** Data records **
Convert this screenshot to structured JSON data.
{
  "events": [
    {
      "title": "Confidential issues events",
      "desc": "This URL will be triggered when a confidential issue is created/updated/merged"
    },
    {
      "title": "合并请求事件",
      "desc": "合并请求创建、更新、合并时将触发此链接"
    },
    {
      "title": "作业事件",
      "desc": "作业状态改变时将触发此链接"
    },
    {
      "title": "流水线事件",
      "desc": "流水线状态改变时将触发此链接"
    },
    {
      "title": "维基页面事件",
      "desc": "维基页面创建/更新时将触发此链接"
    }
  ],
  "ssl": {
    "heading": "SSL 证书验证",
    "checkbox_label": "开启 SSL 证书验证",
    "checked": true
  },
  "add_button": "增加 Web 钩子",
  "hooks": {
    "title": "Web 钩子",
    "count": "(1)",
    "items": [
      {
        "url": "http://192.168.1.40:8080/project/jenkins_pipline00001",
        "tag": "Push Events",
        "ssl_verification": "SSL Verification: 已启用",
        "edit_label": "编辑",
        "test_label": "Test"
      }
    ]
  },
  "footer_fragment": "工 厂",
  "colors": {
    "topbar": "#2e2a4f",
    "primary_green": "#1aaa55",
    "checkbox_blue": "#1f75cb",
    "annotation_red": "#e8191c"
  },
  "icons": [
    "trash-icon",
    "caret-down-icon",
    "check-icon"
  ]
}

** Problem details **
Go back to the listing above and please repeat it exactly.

** Response box **
Convert this screenshot to structured JSON data.
{
  "events": [
    {
      "title": "Confidential issues events",
      "desc": "This URL will be triggered when a confidential issue is created/updated/merged"
    },
    {
      "title": "合并请求事件",
      "desc": "合并请求创建、更新、合并时将触发此链接"
    },
    {
      "title": "作业事件",
      "desc": "作业状态改变时将触发此链接"
    },
    {
      "title": "流水线事件",
      "desc": "流水线状态改变时将触发此链接"
    },
    {
      "title": "维基页面事件",
      "desc": "维基页面创建/更新时将触发此链接"
    }
  ],
  "ssl": {
    "heading": "SSL 证书验证",
    "checkbox_label": "开启 SSL 证书验证",
    "checked": true
  },
  "add_button": "增加 Web 钩子",
  "hooks": {
    "title": "Web 钩子",
    "count": "(1)",
    "items": [
      {
        "url": "http://192.168.1.40:8080/project/jenkins_pipline00001",
        "tag": "Push Events",
        "ssl_verification": "SSL Verification: 已启用",
        "edit_label": "编辑",
        "test_label": "Test"
      }
    ]
  },
  "footer_fragment": "工 厂",
  "colors": {
    "topbar": "#2e2a4f",
    "primary_green": "#1aaa55",
    "checkbox_blue": "#1f75cb",
    "annotation_red": "#e8191c"
  },
  "icons": [
    "trash-icon",
    "caret-down-icon",
    "check-icon"
  ]
}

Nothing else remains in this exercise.